BiomimeticPublished on 05.06.2024

Breakthrough in membrane technology could impact multiple industries

Researchers from the Adolphe Merkle Institute (AMI), together with international collaborators, have pioneered a novel method for creating thin, energy-converting membranes that mimic the structure and function of biological cell membranes. This discovery could have significant applications in fields ranging from implantable artificial electric organs to water desalination.

The new technique leverages the interface of an aqueous two-phase system to form and stabilize these membranes. By carefully controlling the conditions under which two immiscible water-based solutions interact with the opposing sides of these membranes, the researchers created membranes that are just 35 nanometers thick but can cover areas larger than 10 square centimeters without defects. “This approach takes advantage of favorable interactions to stabilize ultra-thin self-assembled structures that are at least one thousand-fold larger than was previously possible,” says Assistant Prof. Alessandro Ianiro, a former group leader in AMI’s Biophysics lab.

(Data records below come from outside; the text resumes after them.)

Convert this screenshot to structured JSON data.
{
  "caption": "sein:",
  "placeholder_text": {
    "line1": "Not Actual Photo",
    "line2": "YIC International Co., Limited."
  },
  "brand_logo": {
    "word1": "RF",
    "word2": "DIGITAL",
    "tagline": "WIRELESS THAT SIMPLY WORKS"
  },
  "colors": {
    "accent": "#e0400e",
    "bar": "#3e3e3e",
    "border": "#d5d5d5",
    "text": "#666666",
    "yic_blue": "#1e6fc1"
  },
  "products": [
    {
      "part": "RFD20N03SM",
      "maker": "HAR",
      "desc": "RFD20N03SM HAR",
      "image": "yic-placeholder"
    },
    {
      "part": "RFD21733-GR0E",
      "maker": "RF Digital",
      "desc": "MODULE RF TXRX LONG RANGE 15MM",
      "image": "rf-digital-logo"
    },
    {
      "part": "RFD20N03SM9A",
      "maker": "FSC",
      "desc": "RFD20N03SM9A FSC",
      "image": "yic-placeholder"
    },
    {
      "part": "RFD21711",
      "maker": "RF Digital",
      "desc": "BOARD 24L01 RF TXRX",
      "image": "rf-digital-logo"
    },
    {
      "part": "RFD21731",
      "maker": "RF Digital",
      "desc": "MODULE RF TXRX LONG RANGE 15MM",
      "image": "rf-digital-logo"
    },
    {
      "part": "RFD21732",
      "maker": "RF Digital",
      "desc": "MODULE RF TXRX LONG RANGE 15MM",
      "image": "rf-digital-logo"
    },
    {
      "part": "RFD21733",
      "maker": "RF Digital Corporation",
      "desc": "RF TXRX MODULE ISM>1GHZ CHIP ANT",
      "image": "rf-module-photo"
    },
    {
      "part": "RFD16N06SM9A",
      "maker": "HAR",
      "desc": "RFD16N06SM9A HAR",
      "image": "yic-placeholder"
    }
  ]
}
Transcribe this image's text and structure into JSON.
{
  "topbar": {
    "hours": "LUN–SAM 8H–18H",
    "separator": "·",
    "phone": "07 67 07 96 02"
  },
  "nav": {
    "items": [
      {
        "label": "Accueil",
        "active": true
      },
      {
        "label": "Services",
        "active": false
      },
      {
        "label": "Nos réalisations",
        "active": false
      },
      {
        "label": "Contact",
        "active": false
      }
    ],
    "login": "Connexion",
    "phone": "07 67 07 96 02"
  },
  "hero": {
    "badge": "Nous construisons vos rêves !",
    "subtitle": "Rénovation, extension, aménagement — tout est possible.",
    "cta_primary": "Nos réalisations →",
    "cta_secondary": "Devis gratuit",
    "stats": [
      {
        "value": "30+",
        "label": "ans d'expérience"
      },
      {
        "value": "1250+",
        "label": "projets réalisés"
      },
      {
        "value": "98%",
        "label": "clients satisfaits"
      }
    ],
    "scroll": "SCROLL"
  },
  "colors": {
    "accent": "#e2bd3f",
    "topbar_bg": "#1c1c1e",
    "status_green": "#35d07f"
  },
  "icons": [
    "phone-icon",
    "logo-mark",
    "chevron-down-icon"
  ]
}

The method employs block copolymers (BCPs), highly tunable polymers consisting of two or more distinct polymer segments, to form a bilayer at the interface of the two phases. The resulting membranes exhibit remarkable mechanical properties and self-healing capabilities, making them robust and durable for practical use.

These artificial membranes replicate the selective ion transport functions of natural cell membranes. By incorporating a natural transport peptide, the membranes achieve high ion selectivity, allowing them to generate electric power from solutions of different salts. This functionality is inspired by the electric organs of rays and other electric fish, which use similar principles to generate power.

This development, reported in the leading journal Nature, could have significant applications in various fields. In energy storage, these membranes could enable the development of large-scale devices to store electrical energy. In water desalination, they may provide highly selective barriers that efficiently separate ions from water. In medical treatments such as dialysis, the membranes' ability to selectively filter ions could lead to more efficient and less invasive procedures. Finally, these membranes may enable implantable electric power sources that are recharged continuously from the body’s metabolic energy.

“This advancement takes our previous aspirations to develop fish-inspired artificial electric organs a significant step closer towards biocompatible power sources.  Ultimately our goal is that these human-made systems will closely mimic – and interact with – the complex functions of biological organisms,” says AMI’s Chair of Biophysics, Prof. Michael Mayer.

Future iterations of these membranes, possibly incorporating more efficient ion channels, could achieve performance levels comparable to the electric organ of biological systems like the electric ray. The scalability of these membranes also suggests that they could be prepared with large areas to increase the transport rate across them and that they could be stacked to create larger systems for high-value separations or power generation and storage.

This research was led by AMI’s Biophysics group in collaboration with the Sustainable Functional Polymers group of Nico Bruns at the Technical University of Darmstadt, a Theory and Computer Simulation group at the University of Paris-Saclay, the Bio- and Nano-Instrumentation lab at EPFL, as well as the Polymer Chemistry and Soft Matter Physics groups at AMI.


Sproncken et al., “Large-area, self-healing block copolymer membranes for energy conversion” Nature, 2024. DOI: 10.1038/s41586-024-07481-2.

Guha et al., “Powering electronic devices from salt gradients in AA-battery-sized stacks of hydrogel-infused paper” Advanced Materials, 2021.

Schroeder et al., “An electric-eel-inspired soft power source from stacked hydrogels” Nature, 2017.